Thursday, October 7, 2010
by the shining big-sea-water
After another good day's drive, PEACHY weather, really like summer...and despite having to move the clock ahead another hour, to Eastern Daylight...arrived before the sun went down. Since Tuesday I have traveled through Mountain Daylight, Central Standard (Rectilinear Province is funny that way), Central Daylight, Eastern Daylight...
Started out this morning with quite a good hotel-lobby breakfast (one of the options was waffles, no, real ones, batter in a dispenser and a big fancy waffle iron)...fruit and yogurt and coffee...briskly eastward with a mid-morning break for gas and a sandwich and a refill on the coffee; ate part of my sandwich in one stop and the rest late in the day by a very satisfactory kind of waterfall.
I also took heed of symptoms and stopped for a power-nap in the parking lot of a staggeringly ersatz "trading post", first making a tactful small purchase over the kind protests of the proprietor: "You don't have to buy anything! Honest! You can have a nap for free! Hey! We don't mind!"
And stopped at the excellent roadside sheep-farm and purveyor of all things woolly...always a feature of these cross-Canada drives.
Long theological Facebook chats with various friends.
Pleasant salad supper at a very old-fashioned diner just behind my motel.
It's philosophically interesting, travelling in this direction at this season, to be driving "into the dark" at the end of each day's stage. It's always been my fate, apparently, to live to the west of my work place -- sun in my eyes at both ends of the day, rising in the morning and setting in the evening. So in the evenings I've always been chasing the sun, chasing the light...but now I'm driving eastward, and the dark comes to meet me and my long shadow.

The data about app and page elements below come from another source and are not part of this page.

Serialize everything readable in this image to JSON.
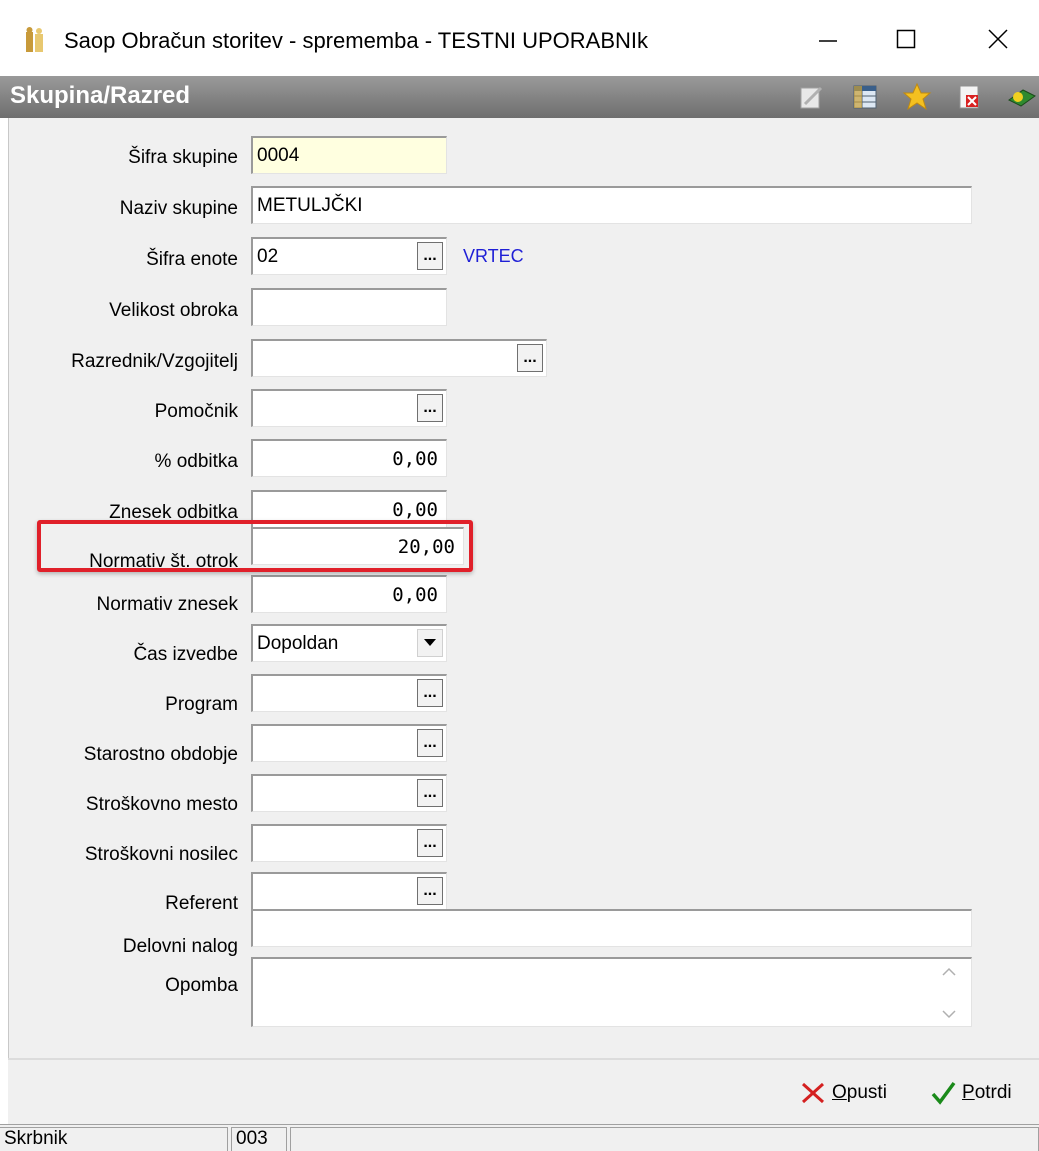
{
  "window": {
    "title": "Saop Obračun storitev - sprememba - TESTNI UPORABNIk",
    "minimize": "—",
    "maximize": "☐",
    "close": "✕"
  },
  "header": {
    "title": "Skupina/Razred",
    "toolbar_icons": [
      "edit-icon",
      "grid-icon",
      "favorite-star-icon",
      "close-document-icon",
      "help-book-icon"
    ]
  },
  "form": {
    "sifra_skupine": {
      "label": "Šifra skupine",
      "value": "0004"
    },
    "naziv_skupine": {
      "label": "Naziv skupine",
      "value": "METULJČKI"
    },
    "sifra_enote": {
      "label": "Šifra enote",
      "value": "02",
      "lookup_text": "VRTEC"
    },
    "velikost_obroka": {
      "label": "Velikost obroka",
      "value": ""
    },
    "razrednik": {
      "label": "Razrednik/Vzgojitelj",
      "value": ""
    },
    "pomocnik": {
      "label": "Pomočnik",
      "value": ""
    },
    "odbitek_pct": {
      "label": "% odbitka",
      "value": "0,00"
    },
    "znesek_odbitka": {
      "label": "Znesek odbitka",
      "value": "0,00"
    },
    "normativ_otrok": {
      "label": "Normativ št. otrok",
      "value": "20,00"
    },
    "normativ_znesek": {
      "label": "Normativ znesek",
      "value": "0,00"
    },
    "cas_izvedbe": {
      "label": "Čas izvedbe",
      "value": "Dopoldan"
    },
    "program": {
      "label": "Program",
      "value": ""
    },
    "starostno_obdobje": {
      "label": "Starostno obdobje",
      "value": ""
    },
    "stroskovno_mesto": {
      "label": "Stroškovno mesto",
      "value": ""
    },
    "stroskovni_nosilec": {
      "label": "Stroškovni nosilec",
      "value": ""
    },
    "referent": {
      "label": "Referent",
      "value": ""
    },
    "delovni_nalog": {
      "label": "Delovni nalog",
      "value": ""
    },
    "opomba": {
      "label": "Opomba",
      "value": ""
    }
  },
  "lookup_button_text": "...",
  "footer": {
    "cancel_first": "O",
    "cancel_rest": "pusti",
    "confirm_first": "P",
    "confirm_rest": "otrdi"
  },
  "statusbar": {
    "cell1": "Skrbnik",
    "cell2": "003",
    "cell3": ""
  },
  "colors": {
    "header_bg": "#808080",
    "highlight": "#e0202a",
    "link": "#1f1fd6",
    "yellow_field": "#ffffe0",
    "cancel_icon": "#d42020",
    "confirm_icon": "#1a8a1a"
  }
}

A faint sensation of the end game, in all this.
It's a situation that makes the chain motel a very desirable destination. One thing you can say about the "Super Eight" -- it ain't shy. Unlike "Aunt Grannie's Lavender Hideaway Bide-a-wee B and B," it doesn't hide back among the big trees and the caragana hedges. No-sir-ee. Great big illuminated sign in primary colours, 25 feet high, "Come unto me all ye that are weary." And after dark in an unfamiliar town...that's a blessing too.